Some lines in the entries contain the word "number". Copy all of them.

- Opening Delimiter -

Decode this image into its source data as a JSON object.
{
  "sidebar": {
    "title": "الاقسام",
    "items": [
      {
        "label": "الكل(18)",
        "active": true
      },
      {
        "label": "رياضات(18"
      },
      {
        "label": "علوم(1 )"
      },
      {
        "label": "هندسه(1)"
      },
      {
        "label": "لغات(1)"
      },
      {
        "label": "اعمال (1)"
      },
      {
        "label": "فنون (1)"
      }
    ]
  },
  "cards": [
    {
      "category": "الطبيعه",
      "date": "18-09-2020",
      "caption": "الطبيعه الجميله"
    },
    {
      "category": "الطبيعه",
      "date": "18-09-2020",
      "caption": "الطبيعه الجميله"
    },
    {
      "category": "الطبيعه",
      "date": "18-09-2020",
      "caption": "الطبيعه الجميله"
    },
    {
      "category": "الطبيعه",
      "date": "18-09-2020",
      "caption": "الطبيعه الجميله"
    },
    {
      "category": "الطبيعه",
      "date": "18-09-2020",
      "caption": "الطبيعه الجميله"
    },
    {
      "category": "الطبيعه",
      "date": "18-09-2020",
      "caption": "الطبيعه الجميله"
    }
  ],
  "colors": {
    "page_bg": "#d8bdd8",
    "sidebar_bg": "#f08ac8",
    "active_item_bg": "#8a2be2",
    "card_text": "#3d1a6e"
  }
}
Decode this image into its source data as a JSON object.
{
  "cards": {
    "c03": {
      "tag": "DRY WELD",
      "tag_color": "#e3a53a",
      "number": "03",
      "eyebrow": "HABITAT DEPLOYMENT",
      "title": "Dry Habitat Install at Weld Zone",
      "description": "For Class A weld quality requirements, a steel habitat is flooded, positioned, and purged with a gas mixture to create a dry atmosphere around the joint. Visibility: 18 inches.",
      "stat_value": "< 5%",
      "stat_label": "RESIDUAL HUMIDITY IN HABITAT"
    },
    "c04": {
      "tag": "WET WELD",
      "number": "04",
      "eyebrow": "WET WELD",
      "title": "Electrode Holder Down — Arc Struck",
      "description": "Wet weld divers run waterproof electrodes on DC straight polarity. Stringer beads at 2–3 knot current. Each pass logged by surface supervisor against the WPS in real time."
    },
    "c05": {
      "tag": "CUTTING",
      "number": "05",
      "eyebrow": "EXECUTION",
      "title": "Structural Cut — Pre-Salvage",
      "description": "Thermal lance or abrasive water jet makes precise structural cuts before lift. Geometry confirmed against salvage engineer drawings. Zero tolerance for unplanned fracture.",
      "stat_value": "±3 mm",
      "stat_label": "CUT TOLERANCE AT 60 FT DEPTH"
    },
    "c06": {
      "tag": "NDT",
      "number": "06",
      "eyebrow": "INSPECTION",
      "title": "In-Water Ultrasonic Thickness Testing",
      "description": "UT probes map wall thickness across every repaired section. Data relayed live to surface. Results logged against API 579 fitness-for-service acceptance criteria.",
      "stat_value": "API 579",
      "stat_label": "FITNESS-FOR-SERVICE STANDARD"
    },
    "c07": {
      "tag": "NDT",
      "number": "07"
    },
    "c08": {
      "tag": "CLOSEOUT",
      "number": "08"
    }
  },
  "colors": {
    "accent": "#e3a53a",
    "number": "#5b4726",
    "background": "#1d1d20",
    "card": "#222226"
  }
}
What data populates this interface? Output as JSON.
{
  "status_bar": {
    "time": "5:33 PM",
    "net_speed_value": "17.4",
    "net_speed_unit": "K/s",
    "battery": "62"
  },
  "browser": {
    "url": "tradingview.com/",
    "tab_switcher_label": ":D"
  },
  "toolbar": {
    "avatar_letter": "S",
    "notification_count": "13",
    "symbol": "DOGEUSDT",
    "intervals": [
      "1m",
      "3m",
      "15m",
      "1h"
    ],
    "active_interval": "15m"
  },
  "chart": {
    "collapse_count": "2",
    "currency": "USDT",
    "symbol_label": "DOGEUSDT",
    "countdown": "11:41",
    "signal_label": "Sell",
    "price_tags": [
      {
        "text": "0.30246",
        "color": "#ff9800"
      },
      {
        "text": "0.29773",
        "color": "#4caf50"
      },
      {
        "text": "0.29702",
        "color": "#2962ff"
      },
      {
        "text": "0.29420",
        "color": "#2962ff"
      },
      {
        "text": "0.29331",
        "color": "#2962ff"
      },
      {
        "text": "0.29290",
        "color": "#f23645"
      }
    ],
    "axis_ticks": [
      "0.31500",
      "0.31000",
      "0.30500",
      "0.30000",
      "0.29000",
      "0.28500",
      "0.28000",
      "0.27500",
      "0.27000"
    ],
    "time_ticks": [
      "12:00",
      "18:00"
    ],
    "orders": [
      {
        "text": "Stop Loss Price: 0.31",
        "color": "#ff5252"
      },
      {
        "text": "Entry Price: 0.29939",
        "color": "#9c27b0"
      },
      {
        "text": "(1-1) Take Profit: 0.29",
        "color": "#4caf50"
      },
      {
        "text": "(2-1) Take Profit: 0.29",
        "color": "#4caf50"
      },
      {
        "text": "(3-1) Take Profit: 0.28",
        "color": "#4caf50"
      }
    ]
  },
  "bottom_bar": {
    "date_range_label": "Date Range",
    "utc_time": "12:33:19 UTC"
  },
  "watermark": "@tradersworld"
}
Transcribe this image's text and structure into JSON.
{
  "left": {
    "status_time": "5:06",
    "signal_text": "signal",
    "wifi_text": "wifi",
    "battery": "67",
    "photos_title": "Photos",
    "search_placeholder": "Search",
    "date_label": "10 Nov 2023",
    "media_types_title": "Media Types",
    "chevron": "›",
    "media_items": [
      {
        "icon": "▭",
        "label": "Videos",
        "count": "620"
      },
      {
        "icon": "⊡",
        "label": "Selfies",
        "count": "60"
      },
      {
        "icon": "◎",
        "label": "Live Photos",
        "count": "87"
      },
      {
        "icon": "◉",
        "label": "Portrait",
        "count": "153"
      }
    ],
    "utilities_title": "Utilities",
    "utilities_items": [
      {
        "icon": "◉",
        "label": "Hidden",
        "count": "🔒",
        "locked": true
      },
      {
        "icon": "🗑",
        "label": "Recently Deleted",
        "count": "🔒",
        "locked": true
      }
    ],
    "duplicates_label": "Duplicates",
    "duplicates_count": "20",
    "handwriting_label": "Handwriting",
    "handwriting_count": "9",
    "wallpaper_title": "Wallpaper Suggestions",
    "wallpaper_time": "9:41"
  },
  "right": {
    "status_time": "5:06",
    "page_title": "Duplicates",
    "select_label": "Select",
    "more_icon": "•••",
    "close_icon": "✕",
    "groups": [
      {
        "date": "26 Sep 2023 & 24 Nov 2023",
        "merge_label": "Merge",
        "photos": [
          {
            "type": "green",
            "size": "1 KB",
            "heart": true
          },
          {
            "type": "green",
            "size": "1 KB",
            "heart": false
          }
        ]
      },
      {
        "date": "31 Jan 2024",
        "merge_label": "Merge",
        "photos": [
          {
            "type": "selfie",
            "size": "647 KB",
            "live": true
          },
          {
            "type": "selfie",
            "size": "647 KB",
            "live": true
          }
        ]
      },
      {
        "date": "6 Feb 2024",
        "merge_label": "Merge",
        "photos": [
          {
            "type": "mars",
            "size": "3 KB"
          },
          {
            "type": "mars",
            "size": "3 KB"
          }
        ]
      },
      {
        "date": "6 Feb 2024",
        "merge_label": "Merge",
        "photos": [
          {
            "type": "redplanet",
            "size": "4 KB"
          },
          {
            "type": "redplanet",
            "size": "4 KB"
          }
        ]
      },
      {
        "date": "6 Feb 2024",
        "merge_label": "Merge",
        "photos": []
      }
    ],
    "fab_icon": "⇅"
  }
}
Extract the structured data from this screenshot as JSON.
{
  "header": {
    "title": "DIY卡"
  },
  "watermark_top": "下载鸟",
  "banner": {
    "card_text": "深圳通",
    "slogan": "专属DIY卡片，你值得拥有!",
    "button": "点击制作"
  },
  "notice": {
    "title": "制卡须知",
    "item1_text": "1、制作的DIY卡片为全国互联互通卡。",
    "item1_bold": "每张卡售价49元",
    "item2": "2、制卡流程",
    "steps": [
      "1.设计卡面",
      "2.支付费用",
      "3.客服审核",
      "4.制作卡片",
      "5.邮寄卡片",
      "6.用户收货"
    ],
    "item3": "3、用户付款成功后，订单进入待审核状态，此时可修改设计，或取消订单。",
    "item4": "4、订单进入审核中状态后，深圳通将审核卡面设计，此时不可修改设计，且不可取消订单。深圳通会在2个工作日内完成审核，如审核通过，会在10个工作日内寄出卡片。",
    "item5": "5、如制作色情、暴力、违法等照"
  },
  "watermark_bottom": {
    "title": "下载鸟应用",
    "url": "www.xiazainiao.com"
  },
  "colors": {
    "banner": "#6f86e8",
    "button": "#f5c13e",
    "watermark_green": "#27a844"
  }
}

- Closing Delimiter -

§ Final answer
      "number": "03",
      "number": "04",
      "number": "05",
      "number": "06",
      "number": "07"
      "number": "08"
    "number": "#5b4726",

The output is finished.